ASSIGNED TASK: Could you show all lines in the entries below that contain the string "start"?

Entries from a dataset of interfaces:
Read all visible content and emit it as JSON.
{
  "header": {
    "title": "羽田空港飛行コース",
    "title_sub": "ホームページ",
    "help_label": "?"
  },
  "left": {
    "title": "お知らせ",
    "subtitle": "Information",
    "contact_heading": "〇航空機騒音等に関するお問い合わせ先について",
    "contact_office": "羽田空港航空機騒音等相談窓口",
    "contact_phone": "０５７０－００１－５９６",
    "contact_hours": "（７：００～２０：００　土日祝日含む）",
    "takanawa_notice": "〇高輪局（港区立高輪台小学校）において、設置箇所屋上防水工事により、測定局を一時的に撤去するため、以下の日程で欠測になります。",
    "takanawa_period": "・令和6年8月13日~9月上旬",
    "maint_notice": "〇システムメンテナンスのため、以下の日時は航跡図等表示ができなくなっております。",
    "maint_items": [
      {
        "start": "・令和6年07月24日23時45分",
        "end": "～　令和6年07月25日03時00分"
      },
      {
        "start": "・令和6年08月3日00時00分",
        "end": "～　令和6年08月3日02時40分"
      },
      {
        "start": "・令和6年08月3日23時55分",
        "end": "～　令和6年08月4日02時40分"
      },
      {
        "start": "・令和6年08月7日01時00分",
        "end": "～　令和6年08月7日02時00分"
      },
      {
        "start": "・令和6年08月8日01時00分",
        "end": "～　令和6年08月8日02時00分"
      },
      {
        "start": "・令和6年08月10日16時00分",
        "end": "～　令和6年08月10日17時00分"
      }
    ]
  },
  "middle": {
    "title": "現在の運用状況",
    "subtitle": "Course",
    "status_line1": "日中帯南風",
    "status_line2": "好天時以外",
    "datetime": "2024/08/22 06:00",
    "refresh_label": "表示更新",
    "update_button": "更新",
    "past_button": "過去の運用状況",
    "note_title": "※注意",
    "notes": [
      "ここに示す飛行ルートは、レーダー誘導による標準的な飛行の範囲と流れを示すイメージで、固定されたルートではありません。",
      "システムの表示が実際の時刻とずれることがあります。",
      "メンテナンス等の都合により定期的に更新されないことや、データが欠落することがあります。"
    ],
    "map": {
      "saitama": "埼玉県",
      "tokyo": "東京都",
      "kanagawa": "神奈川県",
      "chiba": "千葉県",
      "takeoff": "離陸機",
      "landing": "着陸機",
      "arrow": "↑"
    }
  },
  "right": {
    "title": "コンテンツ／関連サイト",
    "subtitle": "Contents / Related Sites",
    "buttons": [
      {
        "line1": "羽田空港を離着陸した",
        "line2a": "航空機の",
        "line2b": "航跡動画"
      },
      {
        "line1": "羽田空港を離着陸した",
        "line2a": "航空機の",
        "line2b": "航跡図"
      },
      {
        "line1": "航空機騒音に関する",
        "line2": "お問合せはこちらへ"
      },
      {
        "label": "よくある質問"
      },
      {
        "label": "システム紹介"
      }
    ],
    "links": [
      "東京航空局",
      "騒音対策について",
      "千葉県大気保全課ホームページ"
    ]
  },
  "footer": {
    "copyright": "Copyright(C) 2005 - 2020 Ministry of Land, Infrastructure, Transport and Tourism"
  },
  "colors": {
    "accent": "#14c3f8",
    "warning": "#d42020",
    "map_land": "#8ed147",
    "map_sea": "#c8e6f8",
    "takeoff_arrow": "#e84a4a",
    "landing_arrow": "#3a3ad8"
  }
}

WORKED SOLUTION:
        "start": "・令和6年07月24日23時45分",
        "start": "・令和6年08月3日00時00分",
        "start": "・令和6年08月3日23時55分",
        "start": "・令和6年08月7日01時00分",
        "start": "・令和6年08月8日01時00分",
        "start": "・令和6年08月10日16時00分",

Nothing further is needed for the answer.